━━ Data supplied

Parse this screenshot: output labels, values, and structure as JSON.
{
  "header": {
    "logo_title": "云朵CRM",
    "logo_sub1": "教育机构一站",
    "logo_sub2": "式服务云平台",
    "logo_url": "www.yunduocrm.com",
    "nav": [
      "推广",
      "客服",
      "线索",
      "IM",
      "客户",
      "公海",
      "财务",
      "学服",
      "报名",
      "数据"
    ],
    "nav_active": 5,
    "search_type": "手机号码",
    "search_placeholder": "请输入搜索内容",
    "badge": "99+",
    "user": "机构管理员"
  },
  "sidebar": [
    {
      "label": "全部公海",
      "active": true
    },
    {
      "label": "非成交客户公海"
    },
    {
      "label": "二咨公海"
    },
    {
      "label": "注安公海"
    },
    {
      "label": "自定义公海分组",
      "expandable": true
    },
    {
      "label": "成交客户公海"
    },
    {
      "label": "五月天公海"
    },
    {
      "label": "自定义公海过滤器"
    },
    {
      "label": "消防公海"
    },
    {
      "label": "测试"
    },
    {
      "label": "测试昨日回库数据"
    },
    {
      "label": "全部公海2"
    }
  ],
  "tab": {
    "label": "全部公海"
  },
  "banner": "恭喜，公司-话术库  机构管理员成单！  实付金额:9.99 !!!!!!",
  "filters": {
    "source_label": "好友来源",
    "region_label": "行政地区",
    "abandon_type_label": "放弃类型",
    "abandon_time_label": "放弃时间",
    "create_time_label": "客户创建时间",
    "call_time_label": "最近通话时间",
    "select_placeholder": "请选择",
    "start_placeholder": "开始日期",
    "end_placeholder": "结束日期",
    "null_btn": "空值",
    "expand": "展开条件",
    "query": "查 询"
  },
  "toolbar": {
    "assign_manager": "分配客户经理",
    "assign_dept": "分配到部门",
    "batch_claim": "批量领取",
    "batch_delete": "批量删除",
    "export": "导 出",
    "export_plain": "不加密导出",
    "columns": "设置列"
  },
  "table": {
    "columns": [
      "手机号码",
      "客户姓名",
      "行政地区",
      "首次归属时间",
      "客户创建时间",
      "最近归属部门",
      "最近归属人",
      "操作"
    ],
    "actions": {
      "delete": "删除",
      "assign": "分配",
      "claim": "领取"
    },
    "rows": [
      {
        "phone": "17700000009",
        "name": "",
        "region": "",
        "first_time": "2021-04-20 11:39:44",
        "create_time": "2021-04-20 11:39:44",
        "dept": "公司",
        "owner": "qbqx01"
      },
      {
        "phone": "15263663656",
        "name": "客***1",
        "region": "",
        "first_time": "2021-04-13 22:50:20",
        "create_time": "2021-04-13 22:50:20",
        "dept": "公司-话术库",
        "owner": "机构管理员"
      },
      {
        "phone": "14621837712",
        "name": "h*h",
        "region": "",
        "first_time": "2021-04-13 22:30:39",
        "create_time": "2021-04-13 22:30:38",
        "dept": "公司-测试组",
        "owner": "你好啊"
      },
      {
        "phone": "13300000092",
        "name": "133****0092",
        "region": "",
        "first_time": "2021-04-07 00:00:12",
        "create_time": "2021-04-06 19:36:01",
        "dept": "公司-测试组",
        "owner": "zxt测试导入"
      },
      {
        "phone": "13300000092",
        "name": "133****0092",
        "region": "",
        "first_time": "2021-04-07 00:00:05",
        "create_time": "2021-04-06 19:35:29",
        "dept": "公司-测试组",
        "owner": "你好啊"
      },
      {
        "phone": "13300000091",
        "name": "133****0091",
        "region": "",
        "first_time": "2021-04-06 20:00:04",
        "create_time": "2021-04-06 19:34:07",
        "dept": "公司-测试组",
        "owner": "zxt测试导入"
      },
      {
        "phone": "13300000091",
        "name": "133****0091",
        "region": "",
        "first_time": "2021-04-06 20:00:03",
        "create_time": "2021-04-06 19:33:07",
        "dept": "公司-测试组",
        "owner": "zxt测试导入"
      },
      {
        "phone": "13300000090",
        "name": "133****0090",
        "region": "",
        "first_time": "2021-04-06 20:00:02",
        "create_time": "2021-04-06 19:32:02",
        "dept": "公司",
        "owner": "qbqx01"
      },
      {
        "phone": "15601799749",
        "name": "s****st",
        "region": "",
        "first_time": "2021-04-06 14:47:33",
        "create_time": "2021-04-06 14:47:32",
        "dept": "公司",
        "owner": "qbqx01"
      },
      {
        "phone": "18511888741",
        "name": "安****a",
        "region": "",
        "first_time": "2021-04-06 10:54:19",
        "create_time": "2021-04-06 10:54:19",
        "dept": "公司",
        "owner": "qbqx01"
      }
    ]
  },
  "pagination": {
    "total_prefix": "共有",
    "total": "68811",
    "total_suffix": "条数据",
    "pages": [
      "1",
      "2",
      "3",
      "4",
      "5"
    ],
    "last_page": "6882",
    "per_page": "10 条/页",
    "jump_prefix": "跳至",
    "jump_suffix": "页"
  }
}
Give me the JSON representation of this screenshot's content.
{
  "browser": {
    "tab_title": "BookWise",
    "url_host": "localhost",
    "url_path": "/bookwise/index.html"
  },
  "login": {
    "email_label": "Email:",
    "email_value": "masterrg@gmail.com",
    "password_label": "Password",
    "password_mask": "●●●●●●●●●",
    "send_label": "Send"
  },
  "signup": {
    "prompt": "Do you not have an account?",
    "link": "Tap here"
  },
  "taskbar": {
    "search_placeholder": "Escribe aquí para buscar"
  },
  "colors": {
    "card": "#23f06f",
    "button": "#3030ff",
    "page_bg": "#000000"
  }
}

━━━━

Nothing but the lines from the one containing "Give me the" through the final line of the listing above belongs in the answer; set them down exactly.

Give me the JSON representation of this screenshot's content.
{
  "browser": {
    "tab_title": "BookWise",
    "url_host": "localhost",
    "url_path": "/bookwise/index.html"
  },
  "login": {
    "email_label": "Email:",
    "email_value": "masterrg@gmail.com",
    "password_label": "Password",
    "password_mask": "●●●●●●●●●",
    "send_label": "Send"
  },
  "signup": {
    "prompt": "Do you not have an account?",
    "link": "Tap here"
  },
  "taskbar": {
    "search_placeholder": "Escribe aquí para buscar"
  },
  "colors": {
    "card": "#23f06f",
    "button": "#3030ff",
    "page_bg": "#000000"
  }
}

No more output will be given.